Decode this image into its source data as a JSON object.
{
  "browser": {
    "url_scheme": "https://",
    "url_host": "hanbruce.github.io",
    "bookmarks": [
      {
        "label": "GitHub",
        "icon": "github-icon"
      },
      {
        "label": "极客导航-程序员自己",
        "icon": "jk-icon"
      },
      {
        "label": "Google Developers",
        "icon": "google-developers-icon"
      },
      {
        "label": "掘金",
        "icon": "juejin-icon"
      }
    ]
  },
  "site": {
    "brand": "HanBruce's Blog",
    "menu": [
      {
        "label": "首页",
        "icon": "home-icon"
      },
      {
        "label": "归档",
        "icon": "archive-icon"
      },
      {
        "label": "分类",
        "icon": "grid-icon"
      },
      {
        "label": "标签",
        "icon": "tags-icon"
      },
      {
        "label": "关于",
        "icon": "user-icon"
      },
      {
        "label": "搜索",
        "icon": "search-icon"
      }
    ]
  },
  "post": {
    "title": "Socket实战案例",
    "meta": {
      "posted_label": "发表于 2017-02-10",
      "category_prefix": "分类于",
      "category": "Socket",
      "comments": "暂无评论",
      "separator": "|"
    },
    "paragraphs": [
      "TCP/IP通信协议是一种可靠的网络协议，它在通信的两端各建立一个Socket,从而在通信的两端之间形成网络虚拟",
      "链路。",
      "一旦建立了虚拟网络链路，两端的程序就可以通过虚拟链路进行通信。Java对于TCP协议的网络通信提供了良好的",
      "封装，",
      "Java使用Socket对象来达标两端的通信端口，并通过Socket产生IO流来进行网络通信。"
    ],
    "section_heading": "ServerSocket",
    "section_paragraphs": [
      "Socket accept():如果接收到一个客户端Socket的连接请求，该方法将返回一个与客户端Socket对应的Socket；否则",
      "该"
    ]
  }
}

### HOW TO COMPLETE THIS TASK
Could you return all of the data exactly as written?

### RESPONSE BELOW
Decode this image into its source data as a JSON object.
{
  "browser": {
    "url_scheme": "https://",
    "url_host": "hanbruce.github.io",
    "bookmarks": [
      {
        "label": "GitHub",
        "icon": "github-icon"
      },
      {
        "label": "极客导航-程序员自己",
        "icon": "jk-icon"
      },
      {
        "label": "Google Developers",
        "icon": "google-developers-icon"
      },
      {
        "label": "掘金",
        "icon": "juejin-icon"
      }
    ]
  },
  "site": {
    "brand": "HanBruce's Blog",
    "menu": [
      {
        "label": "首页",
        "icon": "home-icon"
      },
      {
        "label": "归档",
        "icon": "archive-icon"
      },
      {
        "label": "分类",
        "icon": "grid-icon"
      },
      {
        "label": "标签",
        "icon": "tags-icon"
      },
      {
        "label": "关于",
        "icon": "user-icon"
      },
      {
        "label": "搜索",
        "icon": "search-icon"
      }
    ]
  },
  "post": {
    "title": "Socket实战案例",
    "meta": {
      "posted_label": "发表于 2017-02-10",
      "category_prefix": "分类于",
      "category": "Socket",
      "comments": "暂无评论",
      "separator": "|"
    },
    "paragraphs": [
      "TCP/IP通信协议是一种可靠的网络协议，它在通信的两端各建立一个Socket,从而在通信的两端之间形成网络虚拟",
      "链路。",
      "一旦建立了虚拟网络链路，两端的程序就可以通过虚拟链路进行通信。Java对于TCP协议的网络通信提供了良好的",
      "封装，",
      "Java使用Socket对象来达标两端的通信端口，并通过Socket产生IO流来进行网络通信。"
    ],
    "section_heading": "ServerSocket",
    "section_paragraphs": [
      "Socket accept():如果接收到一个客户端Socket的连接请求，该方法将返回一个与客户端Socket对应的Socket；否则",
      "该"
    ]
  }
}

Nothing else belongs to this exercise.